From a long-range perspective, even though the formal establishment of Germany as a national state is a fairly recent phenomenon, its forerunners and preceding entities have played a significant role in European affairs for centuries. In the Battle of the Teotoburg Forrest, a coalition of Germanic tribes defeated professional Roman legionaries, crushing the Empire’s expectation of conquering Germania and expanding throughout Northern Europe, an impressive victory considering the asymmetries involved. Centuries later, the Holy Roman Empire ‒ under the leadership of Germanic rulers that were the successors of Charlemagne ‒ represented the most powerful Western European state of the Middle Ages. In the Battle on the Ice, a clash that foreshadowed the Napoleonic and Nazi campaigns to conquer Russian lands, the Teutonic Knights attacked the Novgorod Republic (a polity of Orthodox Slavs) but the attempt was repelled by Rus Prince Alexander Nevsky, a statesman whose legacy is still revered by contemporary Russians.

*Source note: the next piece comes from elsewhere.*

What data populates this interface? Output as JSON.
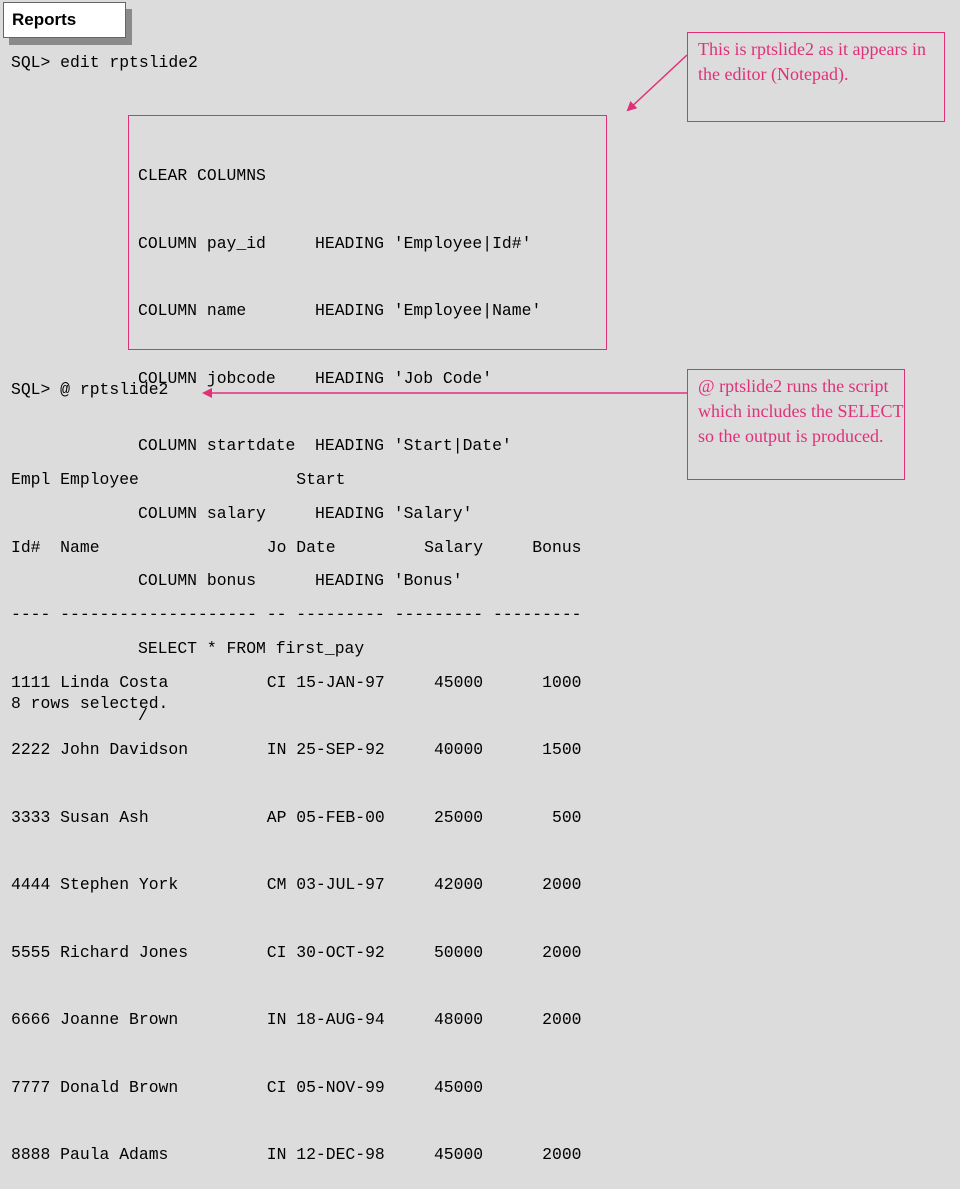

In the 19th century, the legendary Otto Von Bismarck masterminded the creation of a unified Germany, an accomplishment that was reached through a bold combination of both hard power and diplomatic skill. The German state became notorious for its active involvement in the deadly game of European power politics, a dangerous endeavor whose pursuit required worldly wisdom in terms of pragmatic statecraft, a strong political resolve, and the material capability to face powerful and wealthy rivals. In parallel, the unorthodox theories of nationalist economist Friedrich List inspired Germany to seek industrialization as a path to enhance prosperity and national power. Eventually, the rise of Germany as a force to be reckoned with would eventually shape the course of history in the following century, an event that would entail tectonic geopolitical shifts and a copious amount of bloodshed.